The couple have been brewing beer as Elkhorn Slough Brewing in a warehouse space in Watsonville for less than a year now, and are the first and only brewery in the city at this point. “We could only go so big in terms of home production,” says Reinhardt, not to mention the complicated process of getting a home operation certified for a commercial product. Since their property is in North Monterey County and their kids went to school in Watsonville, it was a natural choice to launch there.
Enos is a veteran home brewer, having gotten into it in the 80’s when he moved to Santa Cruz to attend UCSC. The unfortunate result was that “I developed a craft beer taste on a Budweiser budget,” he says, realizing that he could make better beer for much less money than what was available at the time in the craft market. He started brewing again over ten years ago, this time with Julie on board, and they finally decided to turn hobby into business in 2014 after seeing how much people were enjoying their brews. “We started getting some great recognition for the beers and people were encouraging us to make more,” he says.
So finally, after a slow and steady re-entry into the huge beer scene here in the Monterey Bay, the couple have opened their doors to the public with a grand opening on Friday, July 22nd. The tasting room in the Watsonville facility features five beers on tap to start, and will rotate every week depending what’s brewing next.

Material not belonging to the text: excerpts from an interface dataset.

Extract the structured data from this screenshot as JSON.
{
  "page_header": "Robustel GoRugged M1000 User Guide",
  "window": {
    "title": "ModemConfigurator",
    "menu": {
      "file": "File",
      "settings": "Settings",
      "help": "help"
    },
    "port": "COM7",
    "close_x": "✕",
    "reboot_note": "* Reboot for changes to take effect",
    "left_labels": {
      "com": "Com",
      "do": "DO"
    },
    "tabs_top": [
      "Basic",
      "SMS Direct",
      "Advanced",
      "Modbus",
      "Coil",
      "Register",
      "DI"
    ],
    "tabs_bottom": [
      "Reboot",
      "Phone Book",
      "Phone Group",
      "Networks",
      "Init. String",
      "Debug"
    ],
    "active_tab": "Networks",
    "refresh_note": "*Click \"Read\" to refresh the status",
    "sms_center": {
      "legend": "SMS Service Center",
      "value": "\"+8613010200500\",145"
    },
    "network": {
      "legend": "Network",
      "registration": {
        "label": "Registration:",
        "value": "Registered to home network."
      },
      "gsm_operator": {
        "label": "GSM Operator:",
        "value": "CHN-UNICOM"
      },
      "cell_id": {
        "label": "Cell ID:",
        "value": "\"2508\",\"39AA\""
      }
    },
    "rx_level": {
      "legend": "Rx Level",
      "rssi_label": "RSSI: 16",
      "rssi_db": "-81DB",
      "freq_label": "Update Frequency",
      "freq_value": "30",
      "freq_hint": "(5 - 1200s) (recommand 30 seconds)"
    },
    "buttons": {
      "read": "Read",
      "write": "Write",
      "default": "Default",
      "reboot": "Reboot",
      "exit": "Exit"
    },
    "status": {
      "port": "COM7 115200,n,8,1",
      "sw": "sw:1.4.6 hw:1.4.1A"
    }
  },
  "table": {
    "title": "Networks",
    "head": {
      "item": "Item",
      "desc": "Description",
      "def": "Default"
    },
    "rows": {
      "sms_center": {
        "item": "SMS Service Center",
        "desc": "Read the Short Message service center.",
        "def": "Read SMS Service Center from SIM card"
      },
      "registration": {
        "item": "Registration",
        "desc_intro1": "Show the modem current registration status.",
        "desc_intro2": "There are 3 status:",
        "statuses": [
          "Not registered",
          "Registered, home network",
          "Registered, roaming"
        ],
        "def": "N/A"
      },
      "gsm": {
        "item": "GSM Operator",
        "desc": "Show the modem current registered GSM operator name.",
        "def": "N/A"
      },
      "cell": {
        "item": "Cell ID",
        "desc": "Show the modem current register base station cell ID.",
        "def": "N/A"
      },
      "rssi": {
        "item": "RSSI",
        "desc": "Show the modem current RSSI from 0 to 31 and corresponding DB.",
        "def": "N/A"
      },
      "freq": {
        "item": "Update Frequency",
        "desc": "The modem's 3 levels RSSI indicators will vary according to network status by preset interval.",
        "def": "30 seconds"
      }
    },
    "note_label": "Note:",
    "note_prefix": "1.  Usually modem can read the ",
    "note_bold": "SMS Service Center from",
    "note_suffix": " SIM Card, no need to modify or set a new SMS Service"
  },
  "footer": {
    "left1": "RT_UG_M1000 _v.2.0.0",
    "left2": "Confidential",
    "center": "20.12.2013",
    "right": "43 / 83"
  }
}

“We started putting beers into barrels right when we got in here,” says Enos, “we wanted to make sure we had some of the stuff we are known for, which is the wild, barrel-fermented beers.” And while those beers are aging for the next month or so, we can sample their table beers on offer, including my favorite, the “Moro Cojo” a juicy sour wheat saison.
The wild ales are made possible by using the native yeasts from their apples. “The apples are really the base for our wild beer, our apple orchard is sort of a yeast manufacturing factory,” explains Enos. After that first batch of cider, which kind of “spontaneously fermented” they recognized that the reason the fermentation process was so “fast and furious without any work at all really” indicated how much yeast there was. They decided to apply the same yeast to a batch of beer and were very happy. So happy, in fact, that they decided to have the strain analyzed and it turns out it’s a unique yeast strain called Bilardi. “We are one of the first breweries to use it for beer, since you usually find it in nutritional supplements, says Enos, which means “it’s good for you!”
One of those ales that we can expect to sample soon is a rare, estate project that the two can’t wait to present. “We recently harvested all of the olallieberries off our property to go into our June Bug, like 20-30 pounds, which we dumped into this barrel. We are really excited about that when it comes out,” Michael says. They are also experimenting with prickly pear fruit and tequila barrels, ”We have all kinds of exciting plans for the future!” adds Reinhardt.
For now, the tasting room will be open with very limited hours, Fridays and Saturdays from 1pm to 6pm. Elkhart Slough Brewing is pouring 4-ounce tastes, 12-ounce glasses and full pint-sized mason jars, and don’t forget your growlers, as they are filling those as well.
And you can also find their beer in a variety of taprooms around the area; Alvarado Street Brewery in Monterey; The Cremer House in Felton; and Lúpulo, Pour Taproom, and burger in Santa Cruz.
When asked about how other beermakers might view another brewing operation starting up in this seemingly oversaturated scene, Reinhardt explained, “We did a soft opening just for the brewing community a couple weeks ago and everyone has been so nice and helpful…we feel really lifted up by everyone and are super grateful.”
Amber Turpin is a food writer and baker who homesteads in Ben Lomond.